Relationships with the other dancers, with the space, with their faces and bodies and the music.
Both the choreography and the dancers themselves captivated, really illustrating the relationships central to the storylines of each dance.
The concert, a senior showcase for three BFA Dance students, began with “b r e a k,” a piece choreographed by Danielle Fattore. Although the piece was technically not a solo, Fattore was the centerpiece while the rest of the dancers served to set the scene. Despite minimal sets, the piece painted a vivid picture of a bustling city as Fattore danced down the streets, completely ignored by the rest of the crowd going about their daily business. The piece was simultaneously upbeat and cynical, the tale of a girl unknown and unnoticed.
Both “Away With It,” choreographed by Callie Marie Munn, and “Ellipsis,” choreographed by Yoshiko Iwai, utilized the entire space in unique ways. The choreography felt animalistic at times as the dancers fought each other, as if each aimed to assert dominance over their own territory. The dancers pulled off this portrayal near-flawlessly, exerting precise control over their body and movement.
The music they used wasn’t easy to dance to, but the dancers proved they were up to the challenge, staying on the beat and hitting their accents. There were a few points where, either by accident or by design, the music stopped, but the dancers handled it with grace, still moving to a nonexistent rhythm. However, at times I felt a bit of a disconnect between the music and the choreography, almost as if the music was just something on in the background while the dancers created a story, and I would have liked to see a greater bond between the music, the choreography, and the dancers.
One of my biggest complaints about modern dance is that the dancers sometimes lack expressivity, and I felt that “Away With It” and “Ellipsis” both suffered from this. They were intriguing explorations of relationships, reminiscent of a piece of performance art, but both lacked the emotion that truly pulls me into a dance. So when Munn performed her self-choreographed solo, “With It Or It,” it was a breath of fresh air to see the emotion on her face. The piece was a lot simpler than those that preceded it, but it was also the one with which I connected the most.
Munn’s two pieces in the show were “Away With It” and “With It or It.” Given the similar titles and the fact that the music she used for both dances was from the same album, I wondered if the solo was meant to be a continuation of the group dance. However, the two pieces didn’t seem similar to me and I couldn’t find a real connection between them.

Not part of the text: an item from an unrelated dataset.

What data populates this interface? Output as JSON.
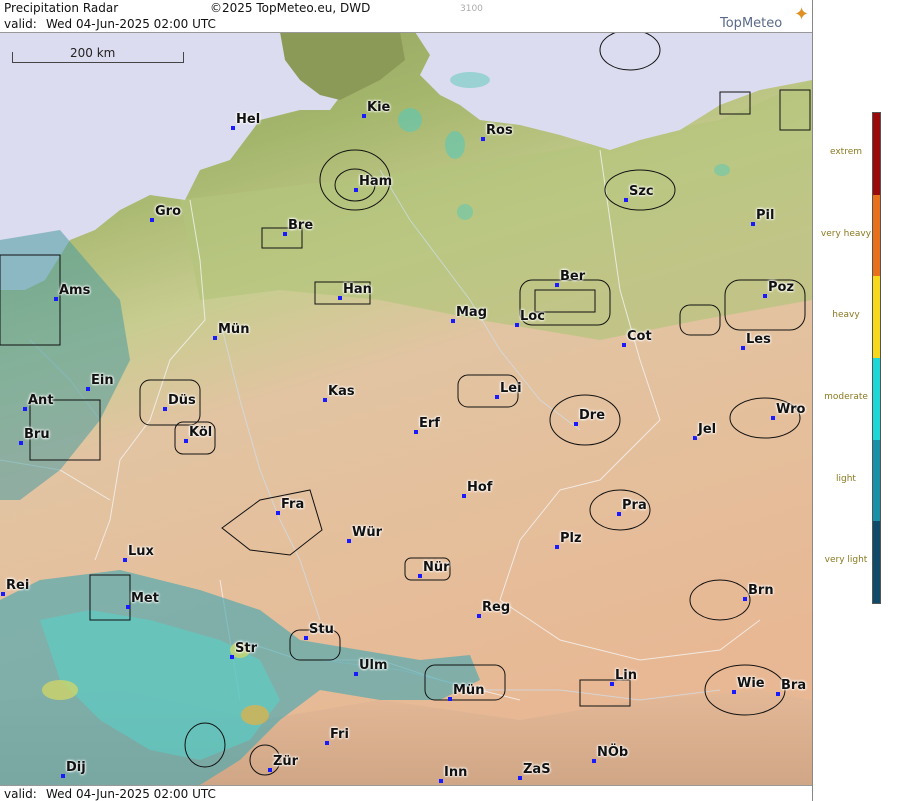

“Mend,” choreographed by Fattore, was the perfect finale. The only dance in the show to a song with lyrics, “Mend” played like a theatre performance, telling the story of a night in Paris with friends. I was especially impressed by the first soloist in the piece, Kiara Williams, whose expressions truly carried the narrative. “Mend” explored many of the same themes as the rest of the show: relationships, group dynamics, and identity.
My favorite thing about halfway between is that it wasn’t mere entertainment; it made me think about themes familiar to every college student. And that’s what marks a good piece of art.
halfway between runs for one more night, tomorrow at 8 PM at the Dance Building, and if you’re looking for somewhere to be, I highly recommend this unique show. Tickets are $7 general admission at the door.